- Can be paired with an Alexa device and given voice commands.
- Able to create lawn striping.
- Very demanding and fussy about the charging station being perfectly level and aligned.
- Constantly gets ‘stuck’ at imaginary obstacles and imaginary holes.
- No bumps, holes, whatnot – all said, this is a ‘high maintenance’ robot.
How Well Do Robotic Mowers Work?
While in no way making a sales pitch, it has to be said that most robotic lawn mowers on the whole work wonderfully well provided your lawn is not some highly-irregular shape, does not have many ‘islands,’ and is not cratered. What’s ‘on’ you is to lay the boundary wire, do a few test runs, iron out the kinks, and then peg down or slightly sink the boundary wire.
You need to ‘work with’ your robotic lawn mower to make your lawn traversable to it and remove or redo confusing objects or areas. Once this ‘groundwork’ is done, a good kit will not only bring an end to manual mowing, it will keep your lawn in a permanent state of, let’s say, High Manicure – and you in High Leisure.
How Do They Actually Work?
All robotic lawn mowers do their mowing by trimming the grass rather than cutting it, clipping teeny little bits of grass per mow, and doing so every two or three days. The length to which it trims is adjustable but because of the continual mowing, the length it cuts off is always extremely small. The mowing schedule is also adjustable.

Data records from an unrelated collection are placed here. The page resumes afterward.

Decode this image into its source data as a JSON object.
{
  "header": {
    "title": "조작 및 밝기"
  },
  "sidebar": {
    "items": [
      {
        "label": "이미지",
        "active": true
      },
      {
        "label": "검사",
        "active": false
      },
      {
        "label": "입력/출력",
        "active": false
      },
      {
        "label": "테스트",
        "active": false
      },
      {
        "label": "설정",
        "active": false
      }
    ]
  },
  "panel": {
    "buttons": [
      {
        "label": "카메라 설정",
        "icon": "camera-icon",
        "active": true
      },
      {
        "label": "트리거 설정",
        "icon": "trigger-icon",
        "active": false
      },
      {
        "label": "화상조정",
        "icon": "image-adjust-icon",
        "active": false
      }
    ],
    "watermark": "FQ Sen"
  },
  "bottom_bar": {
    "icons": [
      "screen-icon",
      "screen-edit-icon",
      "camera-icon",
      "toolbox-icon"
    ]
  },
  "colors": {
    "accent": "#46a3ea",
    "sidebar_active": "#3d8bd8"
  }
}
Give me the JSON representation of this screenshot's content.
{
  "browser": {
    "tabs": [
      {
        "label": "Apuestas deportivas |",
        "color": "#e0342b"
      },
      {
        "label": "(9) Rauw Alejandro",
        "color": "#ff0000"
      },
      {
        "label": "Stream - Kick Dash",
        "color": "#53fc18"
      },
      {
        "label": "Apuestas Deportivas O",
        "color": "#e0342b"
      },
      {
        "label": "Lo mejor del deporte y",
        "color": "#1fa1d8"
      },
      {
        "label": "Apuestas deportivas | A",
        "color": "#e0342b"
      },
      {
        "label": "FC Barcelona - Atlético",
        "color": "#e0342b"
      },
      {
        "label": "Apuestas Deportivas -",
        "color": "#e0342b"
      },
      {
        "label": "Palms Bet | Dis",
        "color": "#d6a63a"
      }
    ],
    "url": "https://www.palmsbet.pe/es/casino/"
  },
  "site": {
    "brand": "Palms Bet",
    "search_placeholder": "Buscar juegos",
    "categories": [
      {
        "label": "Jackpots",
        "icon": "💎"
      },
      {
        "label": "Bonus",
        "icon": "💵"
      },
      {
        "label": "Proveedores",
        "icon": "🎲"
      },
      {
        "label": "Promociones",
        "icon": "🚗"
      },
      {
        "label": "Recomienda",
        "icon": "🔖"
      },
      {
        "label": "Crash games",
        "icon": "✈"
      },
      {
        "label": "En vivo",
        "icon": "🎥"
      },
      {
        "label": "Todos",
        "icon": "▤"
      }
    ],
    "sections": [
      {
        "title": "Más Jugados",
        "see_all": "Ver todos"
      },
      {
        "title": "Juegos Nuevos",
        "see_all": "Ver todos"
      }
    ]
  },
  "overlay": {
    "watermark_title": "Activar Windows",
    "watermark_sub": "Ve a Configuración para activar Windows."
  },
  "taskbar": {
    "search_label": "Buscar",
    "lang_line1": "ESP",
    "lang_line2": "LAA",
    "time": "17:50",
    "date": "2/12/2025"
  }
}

Most robotic lawn mowers work by detecting a boundary wire that tells them the extents of the area to mow. The very low electromagnetic field produced by these wires lets the robots ‘see’ their boundaries. They either stay within the boundary wire, straddle it, or go 10 or so centimetres beyond it if programmed to do so.
Where robotic lawn mowers differ is in how they traverse and cover the lawn. Most homeowner kits roam about the lawn in random directions, choosing a new direction upon reaching a boundary or bumping into some object or obstacle. Others try to move along in lines, straight or slightly curved, working their way from the exterior of the lawn toward the interior. Still, others divide the lawn into small sub-sections – patches – and manoeuvre themselves within a patch to finish it, and then move on to the next sub-section.
Kersie learnt the basics of gardening as a toddler, courtesy of his grandfather. In his youth he was an active gardener with a preference for flowering plants. He is a professional and vocational writer and his freelance projects have spanned various kinds of writing.